function with 1 parameter using return-statement

var myFunction = function( param1 ) {
       //Begin of FUNCTION-BODY
       //myFunction =function= has 1 PARAMETER param1
       //this param1 PARAMETER is used as a -local- VARIABLE
       //throughout the FUNCTION-BODY

      return param1;

      //End of FUNCTION-BODY

you have defined a myFunction function
which takes 1 parameter param1
this param1 parameter is used
as a variable throughout the FUNCTION-BODY.

If you want to call/execute this myFunction function
and this myFunction function was defined
as having 1 parameter param1
you will have to provide 1 argument
in our case a “number VALUE” 4
myFunction( 4 );

some quotes from the outer-world:

argument is the value/variable/reference being passed in,
parameter is the receiving variable used within the function/block


"parameters" are called “formal parameters”,
while “arguments” are called “actual parameters”.


As you are using the return-statement in your myFunction function
you will only get a return-value no-display.
You can however capture this return-value in a variable
and then use the console.log()-method to do a display.

var theResult = myFunction( 4 );
console.log( theResult );

OR directly

console.log( myFunction( 4 ) );

Thanks @leonhard_wettengmx_n for going into so much detail, that really helped.

The instructions says to: Create two variables, tired and bored, and set one equal to true and the other equal to false. (It doesn’t matter which is which.) Inside the nap function, create an if statement that returns true if either tired or bored (or both!) are true, and false otherwise.

var tired = true;
var bored = false;

var nap = function() {
if (tired && bored || tired || bored) {
return true;
else {
return false;

The code reads, if var tired and var bored are both positive OR if either var tired OR var bored are positive, return true, otherwise return false.

1 Like

remove the ; do the same for false

@stanlo Actually OR (||) is already an inclusive or meaning that all these cases are true:

true || true true || false false || true

so instead these 3 parts you’d just need

tired || bored

In your case you really need to be careful about the operator precedence to see in what order the statement is evaluated.

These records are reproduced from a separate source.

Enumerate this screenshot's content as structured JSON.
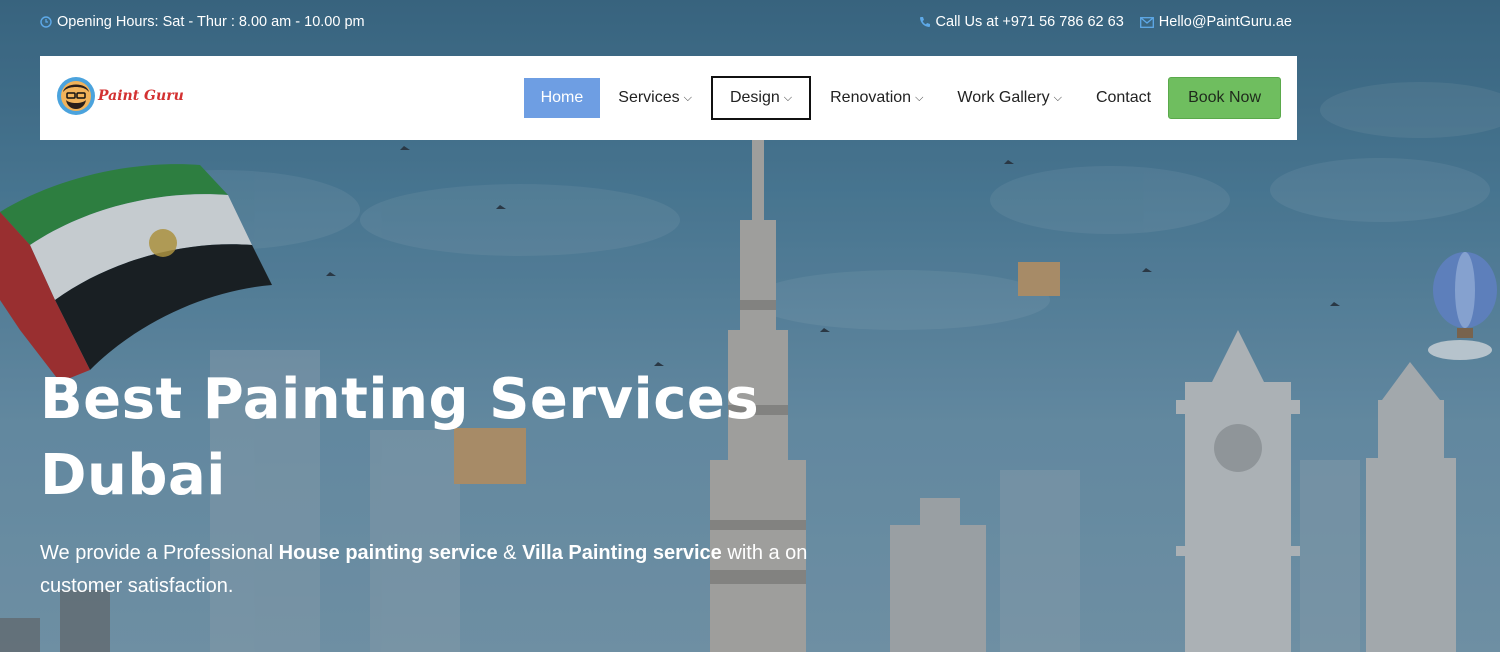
{
  "topbar": {
    "hours": "Opening Hours: Sat - Thur : 8.00 am - 10.00 pm",
    "phone": "Call Us at +971 56 786 62 63",
    "email": "Hello@PaintGuru.ae"
  },
  "brand": {
    "logo_text": "Paint Guru"
  },
  "nav": {
    "home": "Home",
    "services": "Services",
    "design": "Design",
    "renovation": "Renovation",
    "work_gallery": "Work Gallery",
    "contact": "Contact",
    "book_now": "Book Now"
  },
  "hero": {
    "title_line1": "Best Painting Services",
    "title_line2": "Dubai",
    "desc_part1": "We provide a Professional ",
    "desc_bold1": "House painting service",
    "desc_part2": " & ",
    "desc_bold2": "Villa Painting service",
    "desc_part3": " with a on customer satisfaction."
  },
  "colors": {
    "accent_home": "#6e9ee3",
    "book_button": "#6fbe5f",
    "logo_red": "#d33131",
    "topbar_icon": "#5ea9e8"
  },
  "icons": [
    "clock-icon",
    "phone-icon",
    "mail-icon",
    "chevron-down-icon"
  ]
}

Here it should work because && gets evaluated before ||.

So is there really a problem with your code or did you just want to get feedback about it?

PS: (Warning: Advanced content) If you want to have an exclusive OR meaning the natural usage of either that one or the other (not both). Than you could do the trick of using the bitwise XOR (eXclusive OR)

true ^ false

but this really only works for boolean values because it actually is cheating as what it really does is comparing two binary numbers and giving 1 if the bits are different and 0 if they are equal. Here’s an example:

num 1:     1 0 1 0
num 2:     1 1 1 0
result:    0 1 0 0

so as you can see 0 XOR 0 is 0, 1 XOR 1 is 0 but 0 XOR 1 is 1 aso. So if you’d enter 10 (1010) ^ 14 (1110) you’d get 8 ( (0) 1 0 0).

Now as true has a value of 1 and false has a value of 0 you can build an XOR by using the bitwise XOR operator ^. If this is two complex at this point just ignore it for now as said that would be advanced content.

@webninja12835 That semicolon is perfectly fine.

Thanks. Quite advanced insight.